The underlying principle is paro is suspended when you start to work. If you have not collected all the days you were entitled to receive, it will be stored and, when your contract finishes again – and if you have a right to it – you will be given the option to chose to resume this paused paro, or start the new one (and the old is lost). Remember that any one of them might have higher rates, or be of a greater amount of days and so be more beneficial to the worker.
BUT fijo discontinuo contracts are treated specially and the previous paro is not lost.
Fijo discontinuo contracts were designed for workers who work for companies with periods of inactivity.

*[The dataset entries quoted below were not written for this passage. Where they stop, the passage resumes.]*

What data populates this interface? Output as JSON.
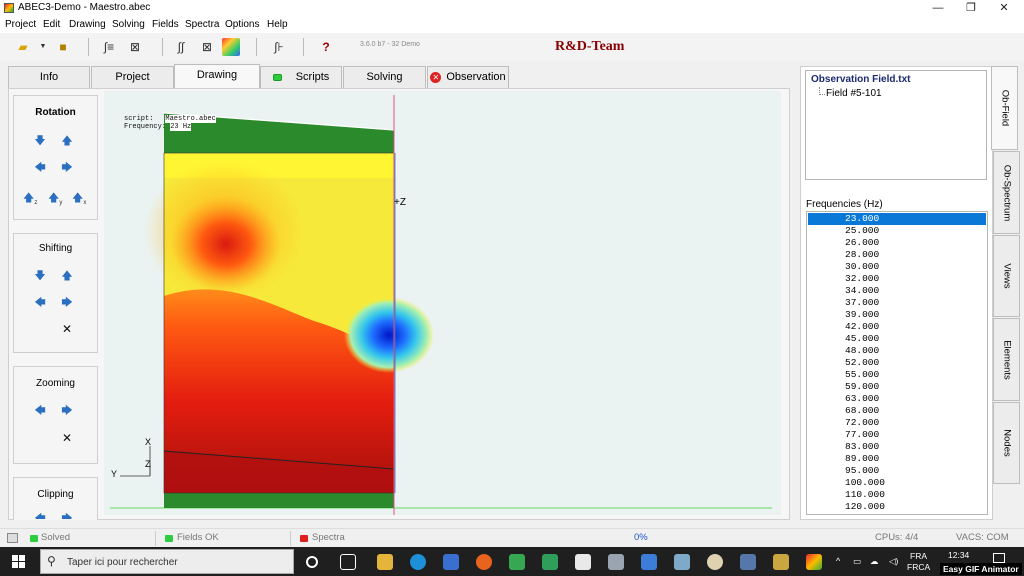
{
  "window": {
    "title": "ABEC3-Demo - Maestro.abec",
    "controls": [
      "—",
      "❐",
      "✕"
    ]
  },
  "menu": [
    "Project",
    "Edit",
    "Drawing",
    "Solving",
    "Fields",
    "Spectra",
    "Options",
    "Help"
  ],
  "toolbar": {
    "version": "3.6.0 b7 - 32 Demo",
    "brand": "R&D-Team"
  },
  "tabs": [
    {
      "label": "Info"
    },
    {
      "label": "Project"
    },
    {
      "label": "Drawing",
      "active": true
    },
    {
      "label": "Scripts",
      "status_color": "#2ecc40"
    },
    {
      "label": "Solving"
    },
    {
      "label": "Observation",
      "status": "error"
    }
  ],
  "controls": {
    "rotation": {
      "title": "Rotation",
      "axis_buttons": [
        "z",
        "y",
        "x"
      ]
    },
    "shifting": {
      "title": "Shifting"
    },
    "zooming": {
      "title": "Zooming"
    },
    "clipping": {
      "title": "Clipping"
    }
  },
  "canvas": {
    "script_label": "script:",
    "script_value": "Maestro.abec",
    "frequency_label": "Frequency:",
    "frequency_value": "23 Hz",
    "axis_z": "+Z",
    "axes": {
      "x": "X",
      "y": "Y",
      "z": "Z"
    }
  },
  "observation": {
    "file": "Observation Field.txt",
    "field": "Field #5-101"
  },
  "frequencies": {
    "label": "Frequencies  (Hz)",
    "selected": "23.000",
    "items": [
      "23.000",
      "25.000",
      "26.000",
      "28.000",
      "30.000",
      "32.000",
      "34.000",
      "37.000",
      "39.000",
      "42.000",
      "45.000",
      "48.000",
      "52.000",
      "55.000",
      "59.000",
      "63.000",
      "68.000",
      "72.000",
      "77.000",
      "83.000",
      "89.000",
      "95.000",
      "100.000",
      "110.000",
      "120.000"
    ]
  },
  "side_tabs": [
    "Ob-Field",
    "Ob-Spectrum",
    "Views",
    "Elements",
    "Nodes"
  ],
  "status": {
    "solved": "Solved",
    "fields": "Fields OK",
    "spectra": "Spectra",
    "progress": "0%",
    "cpus": "CPUs: 4/4",
    "vacs": "VACS: COM"
  },
  "taskbar": {
    "search_placeholder": "Taper ici pour rechercher",
    "lang1": "FRA",
    "lang2": "FRCA",
    "time": "12:34",
    "watermark": "Easy GIF Animator"
  }
}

While the company has no work for them their contract is suspended (not ended), they receive a finiquito (always) and they can start using the paro they’ve accumulated during all the time they’ve worked (if it has been 12 months or more).

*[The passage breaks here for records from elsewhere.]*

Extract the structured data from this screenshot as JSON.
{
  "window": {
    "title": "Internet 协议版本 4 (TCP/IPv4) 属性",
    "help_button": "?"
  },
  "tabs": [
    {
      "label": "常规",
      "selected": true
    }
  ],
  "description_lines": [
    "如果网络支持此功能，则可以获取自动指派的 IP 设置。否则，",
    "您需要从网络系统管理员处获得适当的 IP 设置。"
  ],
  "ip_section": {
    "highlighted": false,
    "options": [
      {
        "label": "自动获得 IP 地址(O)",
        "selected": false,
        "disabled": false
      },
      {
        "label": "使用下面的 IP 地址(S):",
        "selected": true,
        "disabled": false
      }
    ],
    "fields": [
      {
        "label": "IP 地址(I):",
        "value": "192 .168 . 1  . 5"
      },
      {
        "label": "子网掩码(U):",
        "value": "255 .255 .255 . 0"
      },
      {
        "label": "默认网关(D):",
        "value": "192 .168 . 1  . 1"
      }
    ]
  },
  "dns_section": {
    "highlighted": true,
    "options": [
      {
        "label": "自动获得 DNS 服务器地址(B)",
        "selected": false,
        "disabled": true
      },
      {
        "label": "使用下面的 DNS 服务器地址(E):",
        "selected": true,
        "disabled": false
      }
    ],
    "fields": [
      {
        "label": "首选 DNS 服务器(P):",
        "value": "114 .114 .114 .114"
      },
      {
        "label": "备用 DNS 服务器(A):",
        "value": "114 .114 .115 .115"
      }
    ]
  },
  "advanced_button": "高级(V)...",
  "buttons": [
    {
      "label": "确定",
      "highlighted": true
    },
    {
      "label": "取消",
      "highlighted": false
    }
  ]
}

Fijo discontinuo workers will always be asked which paro they prefer to receive, the one from before they started to work (which was suspended while he was working) or the new one which has been created during this last period of activity. If he choses to resume the previously suspended paro, the new days which have been accumulated while he was working are not lost, and can be used in a future period of inactivity.

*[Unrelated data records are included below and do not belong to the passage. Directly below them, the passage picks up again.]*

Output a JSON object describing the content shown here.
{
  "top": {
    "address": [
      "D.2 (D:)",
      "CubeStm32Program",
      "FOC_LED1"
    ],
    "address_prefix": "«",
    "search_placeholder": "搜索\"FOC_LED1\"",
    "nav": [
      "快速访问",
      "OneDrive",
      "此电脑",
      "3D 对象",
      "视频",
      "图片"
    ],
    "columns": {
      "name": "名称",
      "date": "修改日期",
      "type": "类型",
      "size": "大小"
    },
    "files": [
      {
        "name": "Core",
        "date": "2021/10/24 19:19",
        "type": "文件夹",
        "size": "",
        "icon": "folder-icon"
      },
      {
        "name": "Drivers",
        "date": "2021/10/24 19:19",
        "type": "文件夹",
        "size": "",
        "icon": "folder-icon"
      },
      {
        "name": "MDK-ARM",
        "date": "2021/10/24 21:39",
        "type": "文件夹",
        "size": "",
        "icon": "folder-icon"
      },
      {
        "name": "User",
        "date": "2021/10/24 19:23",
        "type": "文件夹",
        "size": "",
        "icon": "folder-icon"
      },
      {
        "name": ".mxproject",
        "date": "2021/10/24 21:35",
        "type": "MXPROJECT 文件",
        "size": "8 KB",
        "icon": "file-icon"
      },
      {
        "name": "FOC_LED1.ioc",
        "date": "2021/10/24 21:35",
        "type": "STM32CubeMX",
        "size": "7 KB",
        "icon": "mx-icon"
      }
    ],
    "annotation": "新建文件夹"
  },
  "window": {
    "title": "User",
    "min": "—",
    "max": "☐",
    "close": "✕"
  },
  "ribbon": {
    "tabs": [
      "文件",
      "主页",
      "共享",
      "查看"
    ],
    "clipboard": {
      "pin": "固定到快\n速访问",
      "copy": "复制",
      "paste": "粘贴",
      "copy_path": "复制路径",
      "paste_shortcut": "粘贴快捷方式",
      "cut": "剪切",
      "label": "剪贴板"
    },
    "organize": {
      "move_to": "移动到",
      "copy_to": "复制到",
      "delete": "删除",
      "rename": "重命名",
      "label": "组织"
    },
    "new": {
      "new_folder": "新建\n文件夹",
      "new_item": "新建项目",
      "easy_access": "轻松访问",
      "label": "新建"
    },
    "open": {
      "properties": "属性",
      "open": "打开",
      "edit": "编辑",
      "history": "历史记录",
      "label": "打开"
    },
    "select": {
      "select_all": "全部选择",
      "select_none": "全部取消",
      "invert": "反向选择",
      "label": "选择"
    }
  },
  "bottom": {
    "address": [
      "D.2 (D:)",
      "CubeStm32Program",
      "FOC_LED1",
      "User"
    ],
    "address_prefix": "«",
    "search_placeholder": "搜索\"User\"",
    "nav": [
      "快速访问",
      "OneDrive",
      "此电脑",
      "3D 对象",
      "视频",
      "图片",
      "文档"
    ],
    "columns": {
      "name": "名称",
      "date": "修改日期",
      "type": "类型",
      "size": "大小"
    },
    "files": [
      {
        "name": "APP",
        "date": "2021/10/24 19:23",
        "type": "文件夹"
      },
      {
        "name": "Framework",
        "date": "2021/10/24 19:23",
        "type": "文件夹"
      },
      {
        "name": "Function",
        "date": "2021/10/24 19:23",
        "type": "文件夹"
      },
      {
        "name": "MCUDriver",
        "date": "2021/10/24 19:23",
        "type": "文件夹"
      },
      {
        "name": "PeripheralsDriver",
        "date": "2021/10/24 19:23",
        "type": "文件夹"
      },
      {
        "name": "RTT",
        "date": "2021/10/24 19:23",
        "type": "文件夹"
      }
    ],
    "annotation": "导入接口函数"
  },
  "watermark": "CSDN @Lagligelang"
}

So, basically, all these periods of activity (I think they only count the last 2, but I’m not sure of that), if the add up to more than a year, create a new right to paro which will for part of the option given to you when you have to demand your unemployment.
By the way, fijo discontinuo contracts cannot get paro while working with part time contracts (other types of contracts can combine paro and part time jobs).
What does it imply for teachers.
In most cases teachers will be restarting their previous job. So the main questions they should ask SEPE is
- how many days they’ve got left in each option.
- what happens if he choses the new paro (I’m pretty sure the other one is lost).
If we consider teachers working for a whole year they will accumulate a right to receive 4 months of paro (there are tables to calculate this). More than enough for two summers. So you can resume the previous paro in most cases and leave the new one for a future occasion.
But imagine someone who has been working for 2 years in a row. Fijo discountinuo contracts do not need to be suspended (you might have a good year, of summer camps with work all year long). Or you might have started a fijo discontinuo but your last job had lasted for 2 years. Then he starts working again for a year, and then the contract is paused. He will be given the option to chose the first paro (8 months) or the second one (4 months). It makes more sense to finish the 8 month long paro than start the new one. Specially if you are not sure when you will be hired again.
I hope this article helps to clear things things up and, at least to know which questions to ask at SEPE when you are given the choice.
Btw: you don’t have to chose immediately, you have 10 days to do so. But I see no sense in delaying the choice, specially when asking for an appointment is so difficult nowadays.
NB: I’m not an expert, just someone who likes to be informed …So the information here should not be taken rigurously and you should allways confirm it with an expert. I will gladly ammend anything that is proven wrong, as these articles are here to inform people.
NB2: they are written in a hurry (my time is scarce), and I know you all are English teachers (I am not). So excuse any grammar mistakes. In this case I willingly sacrifice perfections to get the article out there.